There is never a quiet moment with Facebook. In the past couple of days the social network has struck a deal with China, had a settlement enforced in a court of appeals, and come under fire from a man claiming 50% ownership.
China is sometimes a hard nut to crack. Facebook is breaking the barrier by way of a deal with Chinese search engine giant, Baidu, according to reports. The deal will create a new social networking site that will not have any connection with the Facebook we know and love, which has been blocked in China since 2009, The Street explains.
Meanwhile, twins Cameron and Tyler Winklevoss had something to say about a settlement from 2008. They claimed that information was withheld from them regarding the value of the shares they received during the settlement, taking their gripe to the 9th U.S. Circuit Court of Appeals. This was to no avail, however, as a 3-judge panel saw fit to side with the original settlement. The panel felt the twins were sophisticated enough negotiators, aided by lawyers no less, to see through a deception like they described, according to Reuters. Chief Judge Alex Kozinski was quoted saying, "At some point, litigation must come to an end. That point has now been reached."
Unfortunately for Mark Zuckerberg, that's not the only legal battle he has to worry about. A man named Paul Ceglia has just filed a bunch of new evidence in his case against the Facebook CEO which began last July. Ceglia has now brought to light a slew of emails that do not paint a very pretty picture for Zuckerberg, and he is employing the services of a much larger law firm than the one he filed with last year.
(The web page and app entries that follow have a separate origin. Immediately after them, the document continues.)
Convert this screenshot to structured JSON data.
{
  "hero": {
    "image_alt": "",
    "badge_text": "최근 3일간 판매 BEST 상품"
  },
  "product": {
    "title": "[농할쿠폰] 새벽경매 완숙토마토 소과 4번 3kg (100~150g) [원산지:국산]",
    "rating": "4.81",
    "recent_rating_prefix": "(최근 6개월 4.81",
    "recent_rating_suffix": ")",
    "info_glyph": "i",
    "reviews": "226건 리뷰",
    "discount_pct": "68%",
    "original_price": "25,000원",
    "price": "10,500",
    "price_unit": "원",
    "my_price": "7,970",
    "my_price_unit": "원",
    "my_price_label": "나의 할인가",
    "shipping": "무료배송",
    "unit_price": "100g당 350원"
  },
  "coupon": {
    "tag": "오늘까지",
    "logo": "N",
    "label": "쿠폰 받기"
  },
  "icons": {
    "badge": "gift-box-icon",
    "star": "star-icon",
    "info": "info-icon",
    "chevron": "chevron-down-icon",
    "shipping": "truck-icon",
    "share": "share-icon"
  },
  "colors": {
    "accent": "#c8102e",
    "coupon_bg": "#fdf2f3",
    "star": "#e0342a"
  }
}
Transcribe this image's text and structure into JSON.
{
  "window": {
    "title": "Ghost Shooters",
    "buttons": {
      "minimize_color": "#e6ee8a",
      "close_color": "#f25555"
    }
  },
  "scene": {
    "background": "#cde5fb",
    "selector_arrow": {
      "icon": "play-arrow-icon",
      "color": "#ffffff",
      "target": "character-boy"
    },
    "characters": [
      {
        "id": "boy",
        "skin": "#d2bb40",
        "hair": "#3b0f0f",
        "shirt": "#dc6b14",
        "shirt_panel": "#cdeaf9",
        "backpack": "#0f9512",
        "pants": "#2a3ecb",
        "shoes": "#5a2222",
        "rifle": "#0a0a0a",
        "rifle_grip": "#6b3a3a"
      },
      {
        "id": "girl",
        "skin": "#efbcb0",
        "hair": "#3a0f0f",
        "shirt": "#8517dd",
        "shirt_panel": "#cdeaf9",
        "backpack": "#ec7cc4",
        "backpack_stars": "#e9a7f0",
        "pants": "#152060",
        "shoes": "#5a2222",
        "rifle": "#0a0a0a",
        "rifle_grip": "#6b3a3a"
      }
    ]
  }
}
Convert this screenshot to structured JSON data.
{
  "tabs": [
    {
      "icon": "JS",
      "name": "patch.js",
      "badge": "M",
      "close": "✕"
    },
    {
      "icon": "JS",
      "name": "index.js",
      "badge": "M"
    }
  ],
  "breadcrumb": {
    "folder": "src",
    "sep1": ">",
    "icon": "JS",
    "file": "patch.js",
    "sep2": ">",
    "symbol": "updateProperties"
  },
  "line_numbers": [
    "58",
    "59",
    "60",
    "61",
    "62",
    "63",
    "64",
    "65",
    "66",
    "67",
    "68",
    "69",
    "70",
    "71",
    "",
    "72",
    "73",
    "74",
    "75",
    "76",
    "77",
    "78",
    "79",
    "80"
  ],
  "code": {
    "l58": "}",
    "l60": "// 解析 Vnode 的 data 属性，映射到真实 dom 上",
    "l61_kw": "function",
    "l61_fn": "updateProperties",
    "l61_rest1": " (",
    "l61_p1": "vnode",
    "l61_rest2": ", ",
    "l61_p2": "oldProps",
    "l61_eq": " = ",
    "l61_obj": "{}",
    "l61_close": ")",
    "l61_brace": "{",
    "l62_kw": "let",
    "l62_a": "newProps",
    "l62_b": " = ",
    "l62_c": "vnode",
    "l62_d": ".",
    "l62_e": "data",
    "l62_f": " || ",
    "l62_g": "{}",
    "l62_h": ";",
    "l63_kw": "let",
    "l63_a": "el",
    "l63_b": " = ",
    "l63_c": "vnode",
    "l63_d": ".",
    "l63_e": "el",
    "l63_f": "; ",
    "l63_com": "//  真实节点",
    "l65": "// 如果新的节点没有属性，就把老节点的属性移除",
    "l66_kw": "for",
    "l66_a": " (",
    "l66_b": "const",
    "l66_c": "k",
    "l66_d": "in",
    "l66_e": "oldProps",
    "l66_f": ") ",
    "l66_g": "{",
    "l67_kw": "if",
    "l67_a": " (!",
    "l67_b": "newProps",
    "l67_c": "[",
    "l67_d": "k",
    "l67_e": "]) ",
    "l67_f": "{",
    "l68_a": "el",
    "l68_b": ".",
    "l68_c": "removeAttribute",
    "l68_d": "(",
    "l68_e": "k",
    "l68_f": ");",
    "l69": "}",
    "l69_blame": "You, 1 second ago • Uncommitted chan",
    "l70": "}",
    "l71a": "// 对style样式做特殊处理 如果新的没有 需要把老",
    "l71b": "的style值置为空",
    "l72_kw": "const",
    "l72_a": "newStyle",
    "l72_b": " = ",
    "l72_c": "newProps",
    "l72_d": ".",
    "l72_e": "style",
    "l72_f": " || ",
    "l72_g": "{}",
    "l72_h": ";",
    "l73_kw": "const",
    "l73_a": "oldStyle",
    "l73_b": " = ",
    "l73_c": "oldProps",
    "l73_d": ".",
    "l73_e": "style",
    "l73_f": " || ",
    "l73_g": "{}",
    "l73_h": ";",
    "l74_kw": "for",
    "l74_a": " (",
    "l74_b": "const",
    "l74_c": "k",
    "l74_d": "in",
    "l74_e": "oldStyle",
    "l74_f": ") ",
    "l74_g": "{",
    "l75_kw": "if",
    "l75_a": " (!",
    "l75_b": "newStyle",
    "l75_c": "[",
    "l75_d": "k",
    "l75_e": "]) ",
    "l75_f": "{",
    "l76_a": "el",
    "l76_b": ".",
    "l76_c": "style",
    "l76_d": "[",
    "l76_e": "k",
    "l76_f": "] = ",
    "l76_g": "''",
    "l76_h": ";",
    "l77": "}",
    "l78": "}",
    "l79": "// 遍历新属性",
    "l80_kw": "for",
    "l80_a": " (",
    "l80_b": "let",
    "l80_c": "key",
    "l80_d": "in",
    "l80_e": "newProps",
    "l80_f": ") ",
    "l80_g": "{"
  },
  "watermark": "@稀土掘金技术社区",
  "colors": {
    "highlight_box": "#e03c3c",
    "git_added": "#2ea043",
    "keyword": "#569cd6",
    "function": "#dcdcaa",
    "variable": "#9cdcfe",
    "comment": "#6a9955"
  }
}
Facebook's response at this time, though, is that the emails are fake and Ceglia is a "scam artist," reports Business Insider.
Does the ol' Facebook have reason for concern?